Happy Palm Sunday! As I got ready for church today and enjoyed the processional and liturgy I was reminded of Palm Sundays I celebrated as a child at our little Methodist church in Battle Ground, Washington. For some reason Palm Sunday was always one of my favorite days as a child. I remember Palm Sunday commonly being one of the first sunny or slightly warm days in the cold, rainy western-Washington spring. Perhaps God was showing his grace to all of the many church members who would be parading around their sanctuaries, waving palm branches that day. Another cherished memory of Palm Sunday involves the spear-like palm fronds that our church would always use. I remember regularly getting into trouble with my brothers as we turned our palm fronds into weapons to whip one another with as the good kids folded their palms into nice little crosses. I think another thing a I really liked about the day was its uniqueness. There is something unique about a bunch of reserved business-like people walking around a church waving palm branches.

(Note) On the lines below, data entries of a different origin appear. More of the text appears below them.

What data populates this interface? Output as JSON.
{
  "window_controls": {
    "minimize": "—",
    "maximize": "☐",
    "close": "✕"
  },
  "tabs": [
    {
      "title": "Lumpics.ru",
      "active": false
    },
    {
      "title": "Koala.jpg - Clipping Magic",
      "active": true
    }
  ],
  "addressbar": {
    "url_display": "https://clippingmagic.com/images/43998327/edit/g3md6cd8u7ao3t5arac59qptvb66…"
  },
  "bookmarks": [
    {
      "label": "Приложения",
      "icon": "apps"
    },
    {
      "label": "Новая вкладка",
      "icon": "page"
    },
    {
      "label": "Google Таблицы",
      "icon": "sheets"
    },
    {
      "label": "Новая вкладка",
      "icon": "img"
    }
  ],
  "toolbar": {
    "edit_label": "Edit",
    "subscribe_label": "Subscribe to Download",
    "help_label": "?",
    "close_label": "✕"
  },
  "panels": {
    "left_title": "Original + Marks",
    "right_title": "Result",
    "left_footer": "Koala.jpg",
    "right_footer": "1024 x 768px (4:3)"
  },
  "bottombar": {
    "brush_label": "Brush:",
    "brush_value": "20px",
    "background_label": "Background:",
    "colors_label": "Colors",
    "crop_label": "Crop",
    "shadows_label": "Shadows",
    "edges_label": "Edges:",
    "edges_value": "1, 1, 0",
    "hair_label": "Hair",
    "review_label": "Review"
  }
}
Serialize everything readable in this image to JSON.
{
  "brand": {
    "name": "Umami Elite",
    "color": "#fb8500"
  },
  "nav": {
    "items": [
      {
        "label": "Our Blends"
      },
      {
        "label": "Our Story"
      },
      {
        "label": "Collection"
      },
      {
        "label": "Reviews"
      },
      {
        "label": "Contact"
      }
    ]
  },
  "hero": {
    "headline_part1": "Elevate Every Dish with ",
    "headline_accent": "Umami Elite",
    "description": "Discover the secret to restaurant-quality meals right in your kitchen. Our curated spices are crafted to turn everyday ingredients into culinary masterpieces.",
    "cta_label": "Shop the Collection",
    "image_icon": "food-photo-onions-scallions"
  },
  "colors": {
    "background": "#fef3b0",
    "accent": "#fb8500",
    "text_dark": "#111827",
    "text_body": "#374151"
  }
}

Undoubtedly as a child, I liked the festive nature of the Palm Sunday service. When I got older I began to appreciate the irony of the day, that this celebration of Jesus with cries of "Hosanna" would shortly turn into the Passion of Christ, with cries of "Crucify Him!" Today in our service, as part of the liturgy, we joined in with the crowd, saying, "Crucify Him!" When we say this we express an important truth. That we are just as guilty as those who crucified our Lord. That it was not the nails that held Christ to the cross but our own sin.

I still love Palm Sunday. I love that it is a festival of Christ's coming to the city. I still long to see Christ welcomed with cries of Hosanna and the laying down of palm branches. But it is not only a day of festivity but also a day of the cross. Ultimately there can be no festivity, no real joy, without the cross.


Thursday, March 13, 2008

...I have no reason to suppose that my beliefs are true...

"If my mental processes are determined wholly by the motion of atoms in my brain, I have no reason to suppose that my beliefs are true... and hence I have no reason for supposing my brain to be composed of atoms"

-JBS Haldane
Quoted during a lecture on neuroscience and free-will at Loma Linda University

Sunday, March 9, 2008

Chrysostom's advice for Insomniacs

Wonderful advice from the "Gold-mouthed" Father...

Almost all of us at times find ourselves unable to sleep at night. We lie awake during the dark, silent hours. This rarely happens when our hearts and souls are at peace; it usually happens when we are troubled in some way. For this reason do not curse for your lack of sleep. These times of wakefulness have been sent by God as a sign that something is wrong, and as a period for reflection. So when you cannot sleep, allow the thoughts that lie deepest in your heart to rise up to the surface. Often these thoughts are a reproach, telling you of a sin you have committed or an act of charity you failed to perform. If you have already confessed and made amends for these past failures, then you must assure yourself that God has forgiven you, so that you can sleep in peace. But if you have not confessed and made amends, then you must confess at once, admitting to God the precise nature of your sin, and asking forgiveness. Then you must plan how the following day you can put right your wrong. You might be so troubled that even then you cannot sleep. But do not worry: your mind and body will eventually sleep when your soul is at rest.

- St. John Chrysostom